An Open Letter to Startup Accelerators in Finland
7 improvements that can help accelerators provide a better service
During the past 5 years, Finland became one of the best places for startups, due to an incredible amount of work from the government, VCs, angels and various accelerators.
I got to work with 5 different startup incubators/accelerators in Helsinki area and while in general my experience has been largely positive, learning more and more about running a business in Finland, I have started to notice few areas for the improvement which are addressed in this “letter”.
1. Hire entrepreneurs to help entrepreneurs
The majority of advisors we got to work with a had largely corporate background — they were consultants, program managers or bankers, but neither of them had a real hands-on experience of starting they own business. And needless to say, ability to get funding as a consultant for a large company or prepare a fancy powerpoint presentation about strategy is a far cry from a small startup needs.
Just after Microsoft-Nokia debacle, there has been over 300 new companies created. Most of them, even the most notable ones like @Jolla, have failed. But each of those failures is also a tremendous learning experience that must be shared. After all, even @Supercell and @Rovio got where they are right now after almost a decade of making games that have ultimately failed.
To sum up, search for people who have made a good product, but a bad business. They will be the best guys to help younger startups.
“Only those who dare to fail greatly can ever achieve greatly.”
- Robert F. Kennedy
2. Stop focusing on business plan
This problem is a derivative from point 1 — a typical startup advisor has consultant’s mindset. At some point we have spent almost a month with our advisor ironing out multi pages business plan, calculating addressable market and making 5 years revenue projections. A year later we have closed the company. None of the projections worked out for a very simple reason — we had no control real control over them, nor prepared a plan how to influence them. Expecting your userbase to double in month based on some statistical data, is not the same as specifying what exactly you will do to make it double.

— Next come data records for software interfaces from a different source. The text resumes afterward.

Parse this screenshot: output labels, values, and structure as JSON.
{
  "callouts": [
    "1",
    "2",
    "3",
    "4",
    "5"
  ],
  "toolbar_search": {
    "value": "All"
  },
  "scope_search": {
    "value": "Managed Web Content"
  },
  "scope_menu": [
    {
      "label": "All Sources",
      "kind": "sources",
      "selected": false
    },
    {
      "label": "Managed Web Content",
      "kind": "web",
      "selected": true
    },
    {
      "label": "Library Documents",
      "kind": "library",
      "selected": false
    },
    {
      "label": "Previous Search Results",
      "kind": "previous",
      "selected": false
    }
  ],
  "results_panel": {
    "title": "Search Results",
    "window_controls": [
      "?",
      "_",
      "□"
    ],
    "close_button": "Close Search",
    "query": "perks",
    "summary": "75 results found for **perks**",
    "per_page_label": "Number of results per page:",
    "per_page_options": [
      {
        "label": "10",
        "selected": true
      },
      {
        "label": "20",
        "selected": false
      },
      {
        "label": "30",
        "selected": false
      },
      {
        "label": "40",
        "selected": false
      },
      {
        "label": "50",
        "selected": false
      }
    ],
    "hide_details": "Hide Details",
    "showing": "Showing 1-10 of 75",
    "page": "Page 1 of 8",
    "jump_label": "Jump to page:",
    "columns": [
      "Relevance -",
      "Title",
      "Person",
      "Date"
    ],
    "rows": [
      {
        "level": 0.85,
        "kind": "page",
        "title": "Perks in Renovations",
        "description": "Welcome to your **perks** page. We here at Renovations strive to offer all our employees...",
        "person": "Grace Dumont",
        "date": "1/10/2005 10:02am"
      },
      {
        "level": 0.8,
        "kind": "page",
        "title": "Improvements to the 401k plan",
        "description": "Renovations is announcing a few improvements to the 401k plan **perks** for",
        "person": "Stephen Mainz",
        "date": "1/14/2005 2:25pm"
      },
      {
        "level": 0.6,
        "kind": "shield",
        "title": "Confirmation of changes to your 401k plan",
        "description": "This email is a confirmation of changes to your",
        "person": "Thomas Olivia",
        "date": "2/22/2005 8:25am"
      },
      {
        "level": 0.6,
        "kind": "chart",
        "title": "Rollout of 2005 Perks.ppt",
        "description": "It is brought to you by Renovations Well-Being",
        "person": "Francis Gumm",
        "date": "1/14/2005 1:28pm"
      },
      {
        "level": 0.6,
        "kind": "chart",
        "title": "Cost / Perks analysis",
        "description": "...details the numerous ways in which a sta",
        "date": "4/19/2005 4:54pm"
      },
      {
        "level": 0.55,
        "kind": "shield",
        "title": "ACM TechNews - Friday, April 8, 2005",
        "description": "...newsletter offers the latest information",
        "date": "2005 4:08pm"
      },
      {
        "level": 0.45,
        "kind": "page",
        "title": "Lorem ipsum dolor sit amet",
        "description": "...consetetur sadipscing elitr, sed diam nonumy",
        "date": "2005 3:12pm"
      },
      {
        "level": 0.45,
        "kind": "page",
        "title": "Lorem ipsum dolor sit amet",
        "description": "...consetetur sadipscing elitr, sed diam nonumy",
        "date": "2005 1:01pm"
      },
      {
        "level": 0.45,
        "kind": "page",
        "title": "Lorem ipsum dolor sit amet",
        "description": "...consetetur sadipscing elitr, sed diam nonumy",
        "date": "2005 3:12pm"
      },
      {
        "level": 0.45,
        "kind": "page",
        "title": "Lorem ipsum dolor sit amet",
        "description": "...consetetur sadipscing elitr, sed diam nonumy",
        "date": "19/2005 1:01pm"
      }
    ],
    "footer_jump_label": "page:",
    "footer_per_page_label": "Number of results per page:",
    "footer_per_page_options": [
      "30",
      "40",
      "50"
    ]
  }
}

The only thing any startup needs is to find a service for which people will pay and make sure they can replicate it over and over again. Only then you need a multi-page business plan, otherwise, you are just wasting your time.
3. Stop using the US as a reference
Forget about multi-million valuations, growth hacking, pitching and please stop reading TechCrunch. EU is not a homogeneous addressable market of 319 million people. Each country has it is on legislative and regulatory “issues”, let alone cultural differences and languages. Finland alone has its own ecosystem, mentality, and user behavior traits.
Focus on the home market. Make sure you have helped to use the best public funding instruments in our disposal. In Finland alone we have Tekes, Sitra, Finpro and Team Finland, let alone constant EU-wide projects like Horizon 2020. This is where previous consultancy experience truly can shine.
4. Share document templates
Each startup needs employment contracts, NDAs, shareholder agreement, vesting agreements, board and shareholder meeting minutes templates.
Getting a coherent and well-prepared set of any document needed to run a company in Finland was probably the most valuable thing we got. Sadly, we got it only from 1 out of 5 incubators we have been to. Definitely, something to improve.
The best initiative so far, unfortunately, limited only to SHA, is http://seriesseed.fi.
5. Help building a strong advisory board
Accelerator advisors can be mistaken for the advisory board, but having people who put their sweat equity is not the same as few gentlemen “assigned” to help a startup. As a rule of thumb, any startup needs advice with finance, marketing, technology and legal.
The best advisory board are built exclusively through personal networks, and most first-time entrepreneurs need serious help here. If you already have a network — let others to use it as well.
6. Focus on serving startups first
The majority of incubators in EU (and Finland in particular) are funded with public money, yet some are asking an equity stake from each admitted startup. I fully agree that a person without ownership is fundamentally misaligned with the company goals, but perhaps the procedure should be reversed. Startup owners need to decide who from the mentors shall be rewarded personal (and perhaps keep acting as an advisor in future), instead of giving away a chunk of their company to the entier organization.
7. Work with TE-office
With a current unemployment of over 10% (and youth rate over 20%) TE office is really trying hard (sadly they don’t think much about startup needs, but that is a separate story).
There are multiple rebates program like palkatuki and sanssi (company gets up to 50% salary back for hiring unemployed person), requalification and consultancy programs, free job board and fairs, European mobility and many others.
None of them was ever emphasized for us as an exellect instrument to save on labor costs, not to mention helping people find a new place.
In conclusion, I would like to say “thank you” to every single advisor we got to work with. Without you, we @Eliademy would never get this far.
I certainly hope that some of the things I have encountered have already been addressed during the boom of accelerators in 2015 (this post is based on my personal experience between 2012 and 2014). If not, I’m happy to extend this post with new idea how to make Finland the best place to start a business.